Judge Considers Planned Parenthood Challenge To New Missouri Abortion Restrictions

Oct 18, 2017

A Jackson County judge on Wednesday took under advisement Planned Parenthood’s request to block a Missouri law requiring that abortion physicians meet with their patients three days before they undergo the procedure.

The law, enacted this summer during a special session of the Missouri Legislature called by Gov. Eric Greitens, is set to take effect Oct. 24.

The two Planned Parenthood affiliates in Missouri and two obstetrician-gynecologists at the Washington University School of Medicine in St. Louis sued last week to have the law declared unconstitutional under the Missouri Constitution and sought a temporary restraining order blocking it.

Previously, women seeking an abortion could meet with any “qualified professional” — including a physician assistant, licensed social worker or psychologist — to discuss the procedure’s risks. The new law requires the physician performing the abortion to explain those risks and to do so at least 72 hours beforehand.

Planned Parenthood says the requirement imposes an “undue burden” on patients, who may have to schedule more than one meeting if, for whatever reason, the abortion physician can’t perform the procedure. That could be especially burdensome for women who have to travel great distances to meet with their abortion physician, Planned Parenthood attorney Diana Salgado told Judge S. Margene Burnett on Wednesday.

Combined with Missouri’s already stringent abortion restrictions, Salgado said, the law “will cause irreparable harm to the plaintiffs and their patients.”

Until recently, the only Planned Parenthood clinic in the state offering surgical abortions was the one in St. Louis. The Planned Parenthood clinic in midtown Kansas City only provides medication abortions. The Planned Parenthood clinic in Columbia recently obtained a license to perform surgical abortions, and two other Planned Parenthood clinics, in Springfield and Joplin, are in the process of seeking abortion licenses.

In its lawsuit, Planned Parenthood said it already struggles to provide abortion access to patients. The physicians who perform abortions at Planned Parenthood, it said, are only available for limited periods of time because they have other jobs, some of them out of state, and their schedules are set months in advance. 

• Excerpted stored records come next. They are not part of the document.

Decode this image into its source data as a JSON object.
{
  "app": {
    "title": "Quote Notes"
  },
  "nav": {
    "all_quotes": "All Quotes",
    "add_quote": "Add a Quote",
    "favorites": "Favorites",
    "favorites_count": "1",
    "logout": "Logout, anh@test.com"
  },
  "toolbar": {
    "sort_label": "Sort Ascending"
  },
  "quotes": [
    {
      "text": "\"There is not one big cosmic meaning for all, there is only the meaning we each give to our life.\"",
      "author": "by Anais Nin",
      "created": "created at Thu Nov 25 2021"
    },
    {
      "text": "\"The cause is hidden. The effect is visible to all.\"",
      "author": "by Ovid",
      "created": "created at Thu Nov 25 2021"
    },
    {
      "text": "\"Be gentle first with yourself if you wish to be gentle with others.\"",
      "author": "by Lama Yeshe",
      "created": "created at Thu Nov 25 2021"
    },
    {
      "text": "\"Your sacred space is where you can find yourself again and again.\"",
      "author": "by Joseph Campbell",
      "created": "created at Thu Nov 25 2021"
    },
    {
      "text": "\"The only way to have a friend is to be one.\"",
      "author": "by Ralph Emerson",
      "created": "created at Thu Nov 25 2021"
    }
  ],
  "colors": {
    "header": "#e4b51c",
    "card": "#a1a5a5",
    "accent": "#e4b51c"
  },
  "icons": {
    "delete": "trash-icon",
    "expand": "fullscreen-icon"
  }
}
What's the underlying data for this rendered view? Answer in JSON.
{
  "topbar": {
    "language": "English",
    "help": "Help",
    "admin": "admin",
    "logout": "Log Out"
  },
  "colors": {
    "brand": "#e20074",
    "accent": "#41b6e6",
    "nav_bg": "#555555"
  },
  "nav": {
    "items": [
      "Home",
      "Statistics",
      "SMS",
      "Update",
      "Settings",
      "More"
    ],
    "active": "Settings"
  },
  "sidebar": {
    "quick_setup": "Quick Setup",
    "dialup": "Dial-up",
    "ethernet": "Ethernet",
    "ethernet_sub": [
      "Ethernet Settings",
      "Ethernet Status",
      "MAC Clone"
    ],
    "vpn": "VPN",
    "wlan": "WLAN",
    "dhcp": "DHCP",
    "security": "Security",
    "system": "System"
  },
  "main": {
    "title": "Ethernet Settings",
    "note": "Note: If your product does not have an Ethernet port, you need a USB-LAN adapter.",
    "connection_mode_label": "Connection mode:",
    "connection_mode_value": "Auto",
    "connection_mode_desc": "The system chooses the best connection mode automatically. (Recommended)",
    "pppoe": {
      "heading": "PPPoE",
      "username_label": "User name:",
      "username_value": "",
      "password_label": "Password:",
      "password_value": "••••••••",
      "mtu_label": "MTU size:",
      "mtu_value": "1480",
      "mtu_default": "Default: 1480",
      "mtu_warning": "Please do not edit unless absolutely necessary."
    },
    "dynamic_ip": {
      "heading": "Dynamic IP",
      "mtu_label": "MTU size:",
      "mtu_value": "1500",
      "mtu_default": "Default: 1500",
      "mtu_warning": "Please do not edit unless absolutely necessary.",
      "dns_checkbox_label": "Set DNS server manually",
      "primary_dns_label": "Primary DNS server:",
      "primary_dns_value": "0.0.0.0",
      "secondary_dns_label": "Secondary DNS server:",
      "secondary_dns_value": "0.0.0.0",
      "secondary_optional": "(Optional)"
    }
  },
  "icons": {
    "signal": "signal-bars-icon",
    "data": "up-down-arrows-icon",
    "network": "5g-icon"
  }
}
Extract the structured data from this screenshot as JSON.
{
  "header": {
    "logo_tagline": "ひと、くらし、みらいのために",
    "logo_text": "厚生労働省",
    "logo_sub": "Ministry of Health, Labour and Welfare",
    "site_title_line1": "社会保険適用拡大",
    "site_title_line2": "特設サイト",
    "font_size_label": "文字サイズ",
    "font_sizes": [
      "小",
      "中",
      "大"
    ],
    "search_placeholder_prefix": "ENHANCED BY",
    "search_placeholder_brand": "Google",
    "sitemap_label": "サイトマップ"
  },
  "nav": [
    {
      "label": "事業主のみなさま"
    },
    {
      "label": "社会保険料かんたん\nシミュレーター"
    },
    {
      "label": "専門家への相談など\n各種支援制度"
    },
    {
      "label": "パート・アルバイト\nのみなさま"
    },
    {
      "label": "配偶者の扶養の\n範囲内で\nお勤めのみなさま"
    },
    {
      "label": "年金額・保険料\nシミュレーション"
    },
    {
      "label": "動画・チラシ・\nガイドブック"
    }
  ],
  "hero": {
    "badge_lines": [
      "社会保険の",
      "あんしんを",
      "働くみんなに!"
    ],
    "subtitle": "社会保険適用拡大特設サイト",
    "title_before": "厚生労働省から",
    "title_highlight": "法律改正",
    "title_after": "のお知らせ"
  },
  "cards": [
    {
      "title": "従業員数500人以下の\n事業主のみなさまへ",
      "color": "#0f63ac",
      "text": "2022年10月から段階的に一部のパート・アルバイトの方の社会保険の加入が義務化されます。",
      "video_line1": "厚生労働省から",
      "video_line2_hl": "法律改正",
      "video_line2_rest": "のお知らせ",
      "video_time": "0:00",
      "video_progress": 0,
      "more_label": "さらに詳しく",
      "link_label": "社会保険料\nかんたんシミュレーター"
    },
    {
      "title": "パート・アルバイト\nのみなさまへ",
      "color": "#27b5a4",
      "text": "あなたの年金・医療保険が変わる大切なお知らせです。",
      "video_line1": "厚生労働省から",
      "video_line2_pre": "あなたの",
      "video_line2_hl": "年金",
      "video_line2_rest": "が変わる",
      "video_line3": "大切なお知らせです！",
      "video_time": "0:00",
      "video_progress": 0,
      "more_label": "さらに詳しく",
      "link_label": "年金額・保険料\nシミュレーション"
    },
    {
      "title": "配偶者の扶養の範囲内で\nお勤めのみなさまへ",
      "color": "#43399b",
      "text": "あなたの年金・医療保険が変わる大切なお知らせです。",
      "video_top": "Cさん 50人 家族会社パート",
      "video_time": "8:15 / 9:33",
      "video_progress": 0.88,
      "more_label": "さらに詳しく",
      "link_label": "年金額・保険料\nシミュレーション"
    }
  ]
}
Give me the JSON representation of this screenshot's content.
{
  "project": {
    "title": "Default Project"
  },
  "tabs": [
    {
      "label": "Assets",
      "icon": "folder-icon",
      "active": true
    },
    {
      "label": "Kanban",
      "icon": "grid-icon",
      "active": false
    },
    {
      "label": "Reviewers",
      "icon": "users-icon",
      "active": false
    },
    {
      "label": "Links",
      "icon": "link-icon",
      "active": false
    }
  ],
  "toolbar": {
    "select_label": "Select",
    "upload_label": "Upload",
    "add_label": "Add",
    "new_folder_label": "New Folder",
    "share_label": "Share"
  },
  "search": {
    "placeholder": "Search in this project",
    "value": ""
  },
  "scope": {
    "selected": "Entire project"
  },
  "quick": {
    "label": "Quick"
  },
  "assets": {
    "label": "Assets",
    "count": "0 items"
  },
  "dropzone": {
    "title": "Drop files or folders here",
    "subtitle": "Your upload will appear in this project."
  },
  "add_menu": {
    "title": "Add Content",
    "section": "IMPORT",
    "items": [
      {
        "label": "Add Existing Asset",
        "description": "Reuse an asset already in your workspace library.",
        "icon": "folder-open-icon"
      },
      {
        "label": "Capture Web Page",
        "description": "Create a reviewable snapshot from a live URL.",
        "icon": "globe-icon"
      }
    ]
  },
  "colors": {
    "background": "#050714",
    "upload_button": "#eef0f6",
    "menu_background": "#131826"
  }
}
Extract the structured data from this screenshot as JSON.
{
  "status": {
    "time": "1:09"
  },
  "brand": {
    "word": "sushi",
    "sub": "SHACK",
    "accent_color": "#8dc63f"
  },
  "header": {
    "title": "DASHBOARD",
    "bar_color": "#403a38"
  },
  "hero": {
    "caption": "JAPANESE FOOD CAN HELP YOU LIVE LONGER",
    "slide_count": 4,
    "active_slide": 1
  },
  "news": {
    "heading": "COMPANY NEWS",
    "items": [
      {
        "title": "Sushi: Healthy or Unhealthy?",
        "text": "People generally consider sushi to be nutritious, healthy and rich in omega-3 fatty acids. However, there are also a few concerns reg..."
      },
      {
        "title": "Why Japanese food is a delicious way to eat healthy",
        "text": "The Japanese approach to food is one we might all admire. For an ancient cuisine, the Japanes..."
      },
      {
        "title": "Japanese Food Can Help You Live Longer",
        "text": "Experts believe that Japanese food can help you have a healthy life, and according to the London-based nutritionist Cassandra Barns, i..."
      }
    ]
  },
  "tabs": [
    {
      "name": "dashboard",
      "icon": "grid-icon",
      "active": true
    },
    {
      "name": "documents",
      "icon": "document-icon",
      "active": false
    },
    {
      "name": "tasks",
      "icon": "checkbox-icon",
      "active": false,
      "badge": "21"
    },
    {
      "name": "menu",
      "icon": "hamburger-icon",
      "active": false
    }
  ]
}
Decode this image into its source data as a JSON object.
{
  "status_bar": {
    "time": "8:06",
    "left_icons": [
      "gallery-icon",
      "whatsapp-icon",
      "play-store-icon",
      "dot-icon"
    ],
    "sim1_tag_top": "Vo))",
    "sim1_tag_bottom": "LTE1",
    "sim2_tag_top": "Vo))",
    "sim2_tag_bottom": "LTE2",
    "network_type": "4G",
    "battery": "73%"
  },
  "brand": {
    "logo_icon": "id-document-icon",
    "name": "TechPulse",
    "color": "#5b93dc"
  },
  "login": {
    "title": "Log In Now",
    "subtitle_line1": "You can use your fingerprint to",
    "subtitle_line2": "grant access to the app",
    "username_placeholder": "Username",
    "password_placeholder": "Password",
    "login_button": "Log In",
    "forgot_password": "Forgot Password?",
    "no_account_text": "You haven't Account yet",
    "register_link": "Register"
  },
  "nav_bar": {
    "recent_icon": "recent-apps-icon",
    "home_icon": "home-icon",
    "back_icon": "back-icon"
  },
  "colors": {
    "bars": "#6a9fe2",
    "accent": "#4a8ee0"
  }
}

The state contends the benefits of the new law outweigh any burdens it imposes.

The law provides “very significant benefits,” Missouri First Assistant Attorney General D. John Sauer told Burnett, including “continuity of care” and “responsible participation of the patient in her own medical care.”

Sauer said the abortion physician is uniquely qualified to provide the required information because it involves an assessment of the procedure’s risks in light of the patient’s medical history.

It’s “standard medical practice,” he said.

Unlike legal challenges it has mounted to other Missouri abortion restrictions, Planned Parenthood’s current challenge is rooted not in the federal Constitution but in the Missouri Constitution.

The organization says the new law violates the Missouri Constitution’s due process guarantees “by imposing significant burdens on patient care such that, for whole categories of patients, abortion care would no longer be available, and for virtually all other abortion patients, it would be either unavailable or so delayed that they would experience increased medical risk and financial costs.”

The state, however, says that the Missouri Constitution contains no right to an abortion on demand apart from the requirements of the U.S. Constitution.

“No court has ever held that the Missouri Constitution guarantees a right to abortion on demand, and this Court need not take such a dramatic step,” Missouri contends in court filings.

Burnett did not say when she intends to rule, but she’s likely to hand down her decision in the next few days because the law takes effect on Tuesday.

Dan Margolies is KCUR’s health editor. You can reach him on Twitter @DanMargolies.